DETROIT (AP) -- General Motors Co. told investors early Friday that it plans to reduce capital spending by $1 billion as it heads toward an initial public offering of its stock.
The company also said in a regulatory filing that it will use $2.1 billion in cash from the sale of new preferred stock to repay part of the roughly $50 billion in taxpayer funds that the government spent to bail the company out of financial troubles last year.
GM is expected to hold its IPO in mid-November. It will not sell any common stock, but plans to sell an unspecified number of preferred shares. Proceeds also will be used to pay down debt and make contributions to the company's pension plans, which are currently underfunded.
No date for the sale nor expected share prices were disclosed in the filing.

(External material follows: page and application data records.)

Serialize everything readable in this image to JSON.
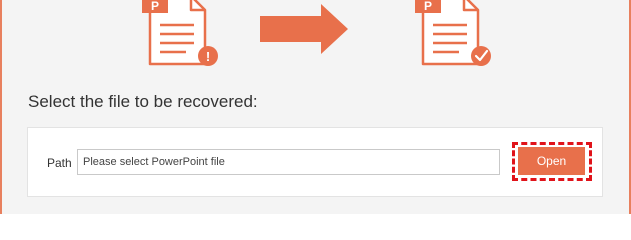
{
  "recovery": {
    "heading": "Select the file to be recovered:",
    "path_label": "Path",
    "path_value": "",
    "path_placeholder": "Please select PowerPoint file",
    "open_label": "Open"
  },
  "illustration": {
    "source_badge": "P",
    "target_badge": "P",
    "source_status_glyph": "!",
    "source_status": "error-icon",
    "target_status": "checkmark-icon",
    "arrow": "arrow-right-icon"
  },
  "colors": {
    "accent": "#e8704b",
    "frame": "#e8805e",
    "focus_ring": "#e0131a",
    "panel_bg": "#f4f4f4"
  }
}
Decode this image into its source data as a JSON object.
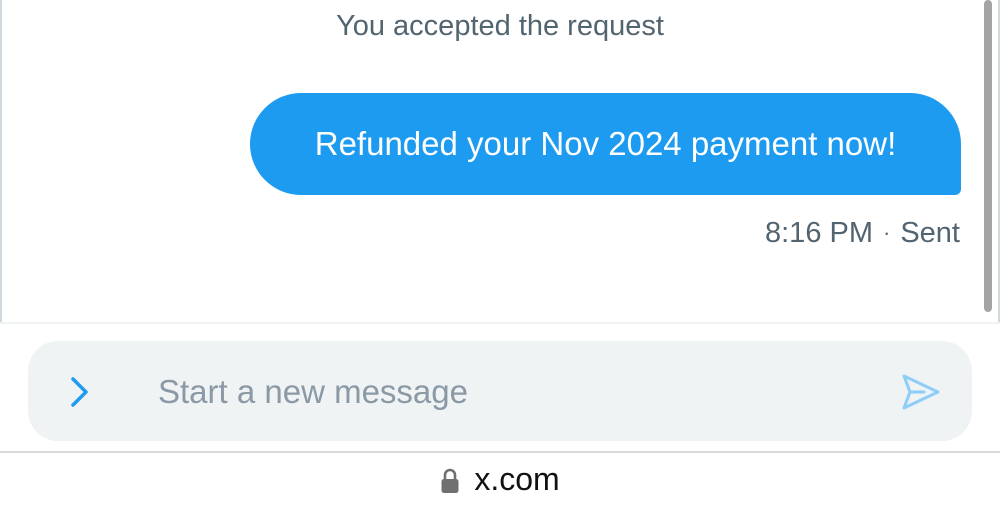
{
  "thread": {
    "system_note": "You accepted the request",
    "messages": [
      {
        "text": "Refunded your Nov 2024 payment now!",
        "time": "8:16 PM",
        "separator": "·",
        "status": "Sent",
        "direction": "outgoing"
      }
    ]
  },
  "composer": {
    "placeholder": "Start a new message",
    "value": "",
    "expand_icon": "chevron-right-icon",
    "send_icon": "send-icon"
  },
  "browser": {
    "url": "x.com",
    "lock_icon": "lock-icon"
  },
  "colors": {
    "accent": "#1d9bf0",
    "muted_text": "#536471",
    "composer_bg": "#eff3f4",
    "placeholder": "#8b98a5"
  }
}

The capital reduction, to $12 billion from $13 billion, could be the result of delaying some spending until 2011. The company did not say anything in the filing about any impact on vehicle research and development.
A GM spokeswoman said she could not comment on the latest filing.
GM announced on Thursday that it plans to cut debt and pension obligations by $11 billion. The moves are aimed at making the automaker's balance sheet look more attractive to potential investors who might buy GM stock. When all of the debt reductions are complete, GM will save about $500 million in interest and dividend payments each year.
The debt repayment is a huge milestone in GM's comeback from a financial calamity that began in 2008 after years of billion-dollar losses. The auto giant, once a symbol of American industrial might, nearly ran out of money and required bankruptcy protection and a huge government bailout to stay in business. Thursday's plan was another sign that GM is rebuilding itself and wants to cut ties with the government, its largest shareholder.
Under the plan, GM will buy 84 million shares of its preferred stock from the government for $2.1 billion. The preferred shares were issued as partial payment for the nearly $50 billion the government gave the company to survive bankruptcy protection last year. When the payment is made after the IPO, GM's total repayment to the government will reach $9.5 billion.
In addition, GM said it will pay $2.8 billion to a United Auto Workers health care trust. The company also plans to put $6 billion in stock and cash toward its pension plans, which are underfunded by roughly $27 billion. GM will fund those moves with its stockpile of cash, which now totals about $24 billion.
U.S. taxpayers still hold a 61 percent stake in GM in the form of common stock. The government is hoping to recoup its remaining investment, about $40 billion, by selling common stock in the IPO and in several follow-up sales that could take years.
GM CEO Dan Akerson told employees at an assembly plant in Lansing, Mich., on Thursday that the company wants the government to get its money back.
"Over the coming months you'll see that GM is, indeed, a resurgent company," he said.
GM needs potential IPO investors to agree. Its asking them to weigh a troubled past, including four CEOs in 18 months, against strengths such as a strong presence in China, the world's largest car market.
It also hopes they'll focus on the company's recovery. In a 40-day bankruptcy that ended in July of 2009, GM shed money-losing assets and slashed its debt from $104 billion to $8 billion. Its vehicles, especially new models such as the Chevrolet Equinox crossover and Buick LaCrosse sedan, are beginning to sell and be recognized for quality.
The improved cars and lower costs helped GM earn $2.2 billion and rebuild its cash supply in the first half of this year. It has hinted that the third quarter will be profitable when results are released early next month.
The payment to the retiree health care trust will save GM about $1.4 billion in payments that it would have made through 2017. The trust still holds GM preferred shares and 17.5 percent of GM's common shares.